On Wednesday I chose these fabrics for a new project. As I work on it, I will share more photos--it's something I've been thinking about for awhile and finally the fabric selection fell into place. I can always tell something isn't quite right when it takes me more than 10 minutes to select all the fabrics I need. If I am agonizing over it, I need to step away. Prior to these fabrics, I had tried at least twice and had about half the fabrics chosen when the process went awry. A week later, voila!
Fiber content of thread has been a hotly-contested discussion topic for quite some time. When I first started quilting I used cotton-covered polyester for piecing, applique and quilting. It was readily available and reasonably priced. Then we learned that polyester can actually wear holes in your cotton fabrics over time. I still figured I was okay because my polyester was encased in cotton. Well.... The polyester wears away the cotton covering and then turns toward your fabric! So now I use only 100 percent cotton. 60 wt. for applique; 50 wt. for piecing (both hand and machine), and 40 wt. for hand quilting. My quilts are softer to the touch and more flexible. Some people say they don't care what kind of thread they use--I say that's a poor attitude! We are making tomorrow's heirlooms. I want my quilts to outlive me!
Stay tuned to see what happens to that group of fabrics--I can't wait to get started!
Thursday, April 3, 2008
I'll leave you this time with more images of spring. Happy Thursday!
Wednesday, April 2, 2008
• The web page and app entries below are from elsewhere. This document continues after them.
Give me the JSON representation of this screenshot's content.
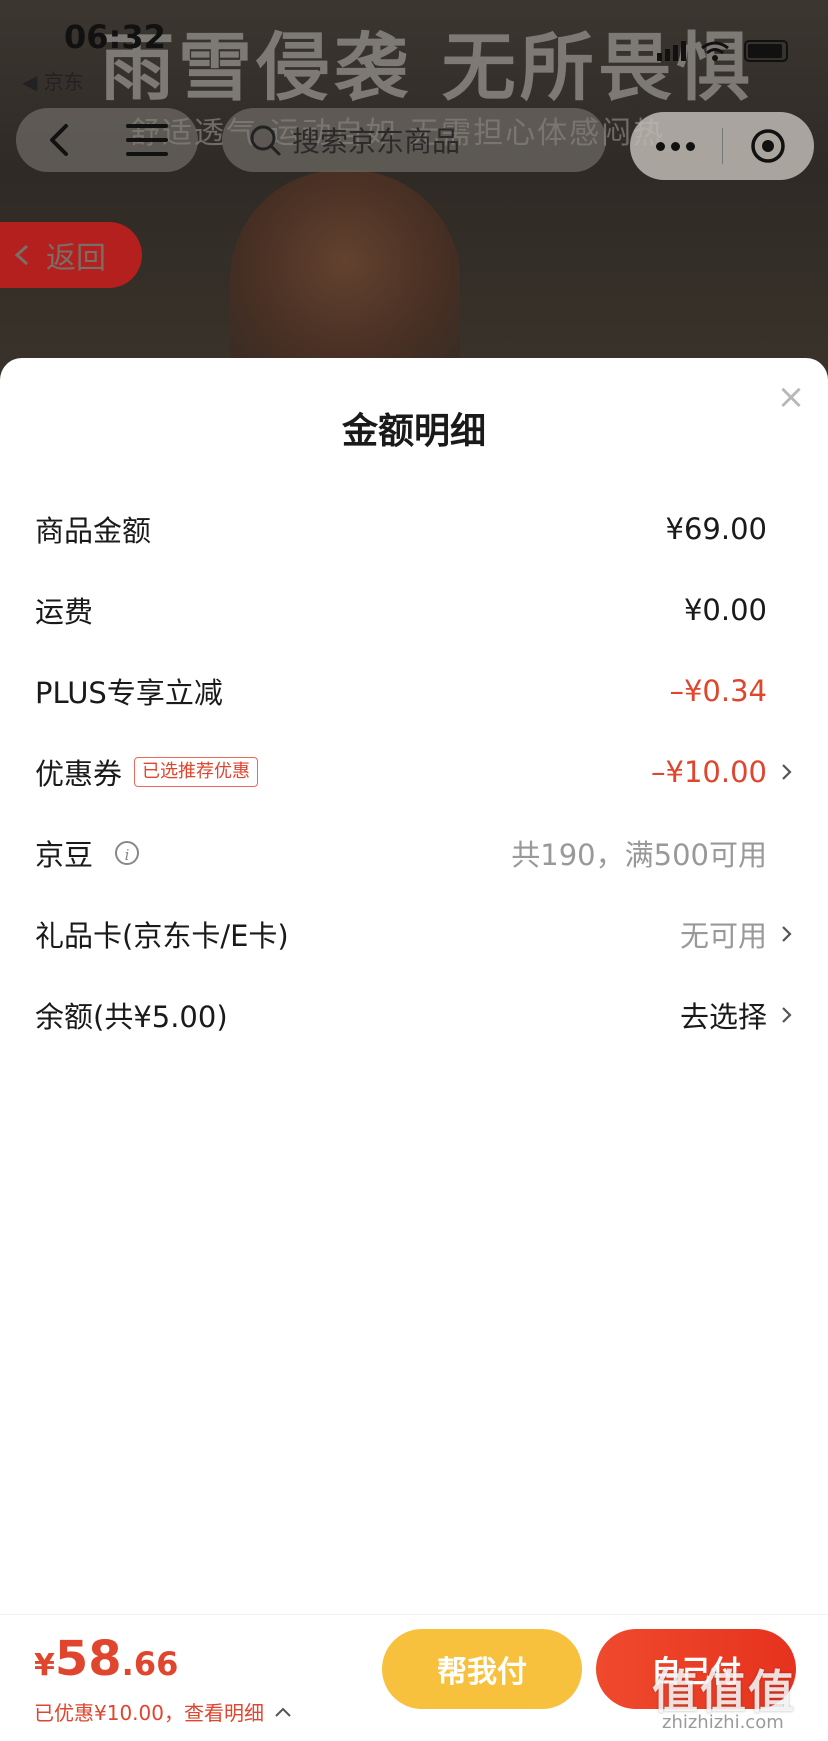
{
  "status_bar": {
    "time": "06:32",
    "back_app": "◀ 京东"
  },
  "background": {
    "headline": "雨雪侵袭 无所畏惧",
    "subline": "舒适透气 运动自如 无需担心体感闷热"
  },
  "nav": {
    "search_placeholder": "搜索京东商品",
    "return_label": "返回"
  },
  "sheet": {
    "title": "金额明细",
    "close": "×",
    "rows": [
      {
        "label": "商品金额",
        "value": "¥69.00"
      },
      {
        "label": "运费",
        "value": "¥0.00"
      },
      {
        "label": "PLUS专享立减",
        "value": "–¥0.34"
      },
      {
        "label": "优惠券",
        "tag": "已选推荐优惠",
        "value": "–¥10.00"
      },
      {
        "label": "京豆",
        "info": "i",
        "value": "共190，满500可用"
      },
      {
        "label": "礼品卡(京东卡/E卡)",
        "value": "无可用"
      },
      {
        "label": "余额(共¥5.00)",
        "value": "去选择"
      }
    ]
  },
  "bottom": {
    "currency": "¥",
    "total_int": "58",
    "total_dec": ".66",
    "saved_text": "已优惠¥10.00，",
    "detail_link": "查看明细",
    "help_pay": "帮我付",
    "self_pay": "自己付"
  },
  "watermark": {
    "text": "值值值",
    "url": "zhizhizhi.com"
  },
  "colors": {
    "accent_red": "#e0452e",
    "help_yellow": "#f7c13d",
    "pay_red": "#e6321e"
  }
}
Today's post will be short as I have two classes (numbers 2 and 3 of five classes in three days). Sometimes I feel like "if this is Wednesday, it must be _______" (fill in the location).
Here's a picture of a white moth/butterfly--winged thing. It's delicate beauty is something to behold.
Enjoy your Thump Day with gusto!